Not merely parents, but teachers as well. In fact, it becomes the school’s imperative to help guide such a child — what schools like to term ‘a high flyer’. I know a young artist who could have emerged from the womb with a paint brush in his hands, so skilled is he with the said brush. With a minimum of brush or pencil strokes he can depict something a non-artist like myself would find complex: a cracked window pane, a torn cricket ball, a broken cycle wheel. Just a flourish here, a flourish there, and there you have it, the image itself.

He’s a born cartoonist. He can caricature at will. He has a strong leaning for Australian Aboriginal art and has produced a series of paintings using their themes and techniques, particularly that of ‘dotting’ which may sound easy but can be extremely repetitive and challenging, every dot having to be ‘just so’ in thickness and uniformity.

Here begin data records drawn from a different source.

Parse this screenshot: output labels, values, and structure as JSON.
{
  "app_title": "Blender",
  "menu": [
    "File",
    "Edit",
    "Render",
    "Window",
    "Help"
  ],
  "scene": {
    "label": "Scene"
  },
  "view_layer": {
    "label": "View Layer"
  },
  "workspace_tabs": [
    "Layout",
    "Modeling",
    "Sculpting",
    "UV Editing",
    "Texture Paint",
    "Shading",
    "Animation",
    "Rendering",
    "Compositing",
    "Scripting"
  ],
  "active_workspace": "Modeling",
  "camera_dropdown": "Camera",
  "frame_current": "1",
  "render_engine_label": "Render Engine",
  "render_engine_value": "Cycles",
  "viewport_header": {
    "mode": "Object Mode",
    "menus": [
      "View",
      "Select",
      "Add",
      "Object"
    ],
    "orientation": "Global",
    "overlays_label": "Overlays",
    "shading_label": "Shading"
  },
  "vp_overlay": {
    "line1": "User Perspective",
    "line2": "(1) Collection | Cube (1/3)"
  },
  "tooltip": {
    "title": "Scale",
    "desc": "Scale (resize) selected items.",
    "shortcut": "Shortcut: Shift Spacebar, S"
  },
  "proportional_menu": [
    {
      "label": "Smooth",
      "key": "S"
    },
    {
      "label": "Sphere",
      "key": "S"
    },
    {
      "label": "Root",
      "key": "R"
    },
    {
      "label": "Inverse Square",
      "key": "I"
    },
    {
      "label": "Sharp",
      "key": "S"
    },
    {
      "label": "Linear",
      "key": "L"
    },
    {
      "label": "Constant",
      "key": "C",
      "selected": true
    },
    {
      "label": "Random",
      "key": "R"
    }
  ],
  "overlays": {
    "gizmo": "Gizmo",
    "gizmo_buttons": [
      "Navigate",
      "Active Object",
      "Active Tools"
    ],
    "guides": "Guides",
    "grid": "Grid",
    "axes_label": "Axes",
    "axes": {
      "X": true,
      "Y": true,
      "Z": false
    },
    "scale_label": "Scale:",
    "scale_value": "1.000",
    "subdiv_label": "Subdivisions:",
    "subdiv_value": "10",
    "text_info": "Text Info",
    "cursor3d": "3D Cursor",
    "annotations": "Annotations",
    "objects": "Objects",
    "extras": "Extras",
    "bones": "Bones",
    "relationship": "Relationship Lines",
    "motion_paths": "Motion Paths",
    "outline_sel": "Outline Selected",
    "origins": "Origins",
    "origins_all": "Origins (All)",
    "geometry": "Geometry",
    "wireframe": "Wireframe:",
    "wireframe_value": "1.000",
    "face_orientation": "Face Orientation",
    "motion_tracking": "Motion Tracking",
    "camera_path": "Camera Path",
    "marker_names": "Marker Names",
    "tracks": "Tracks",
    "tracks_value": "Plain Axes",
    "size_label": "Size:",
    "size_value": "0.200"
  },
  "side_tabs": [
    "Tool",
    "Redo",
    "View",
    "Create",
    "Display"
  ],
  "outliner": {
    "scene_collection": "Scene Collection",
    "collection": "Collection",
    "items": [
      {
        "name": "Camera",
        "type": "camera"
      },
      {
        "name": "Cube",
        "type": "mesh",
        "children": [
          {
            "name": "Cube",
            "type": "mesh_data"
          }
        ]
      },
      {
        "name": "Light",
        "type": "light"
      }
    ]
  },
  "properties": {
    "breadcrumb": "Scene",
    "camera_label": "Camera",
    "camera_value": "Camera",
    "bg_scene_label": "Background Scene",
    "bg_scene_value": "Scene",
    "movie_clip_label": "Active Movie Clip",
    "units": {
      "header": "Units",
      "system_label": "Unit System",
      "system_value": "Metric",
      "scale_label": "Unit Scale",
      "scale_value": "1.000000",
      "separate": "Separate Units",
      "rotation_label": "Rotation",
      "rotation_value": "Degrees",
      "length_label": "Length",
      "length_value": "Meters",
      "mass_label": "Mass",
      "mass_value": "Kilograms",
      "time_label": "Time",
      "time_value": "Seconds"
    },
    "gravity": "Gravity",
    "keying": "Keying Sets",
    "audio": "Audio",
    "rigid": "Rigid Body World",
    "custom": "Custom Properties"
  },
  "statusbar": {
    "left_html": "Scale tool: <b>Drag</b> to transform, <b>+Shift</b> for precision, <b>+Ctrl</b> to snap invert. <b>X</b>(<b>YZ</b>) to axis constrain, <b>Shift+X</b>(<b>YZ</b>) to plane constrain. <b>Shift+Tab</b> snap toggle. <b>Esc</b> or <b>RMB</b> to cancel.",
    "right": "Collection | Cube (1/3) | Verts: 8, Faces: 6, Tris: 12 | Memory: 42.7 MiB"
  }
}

He has in another series artfully combined two cultures — the Aztecs and the Indians.

In short, at 30, he has a body of work that far surpasses his tender years as an artist — one with a college degree in visual arts, to boot! So, what’s the downside to all this, I hear the reader enquire silently. Well, as has been said before, talent gives with one hand and it takes with the other. In other words, what is bestowed lavishly in one, sometimes is given at a price. The price is the downside. Some refer to this ‘price’ as artistic temperament. But that’s a term that covers a wide range of issues.

In this youngster’s case, it’s an inability to recognise his own gift. He still hasn’t come to terms with his skills. Like a lot of artists, he is critical, self-critical of his efforts and with each passing piece — though the urge in him to keep producing goes on like clockwork — the criticism in turn gets stronger and stronger, chipping away at his self-esteem. So much so that he will not hear of exhibiting anywhere. ‘I’m doing it just to entertain myself,’ he’ll say. Numerous offers have been turned down. Connections that may have led to huge job projects have been quietly shunned.

And in the meantime, he puts on a brave face for the world whenever he allows the world to see it. For the most part, he prefers to allow the world outside to tread its merry path without him. His parents, meanwhile, wonder what they may have done differently in the early years so that it may not have arrived at this impasse. They also wonder, with a growing sense of despair, what they might do in the present to help this talent be realised in some way. Which brings me back to how when some parents express a wish for a ‘normal’ child they may be doing so with the subconscious knowledge that hyper talent often has its own deviation away from the norm.

- Kevin Martin is a journalist based in Sydney, Australia.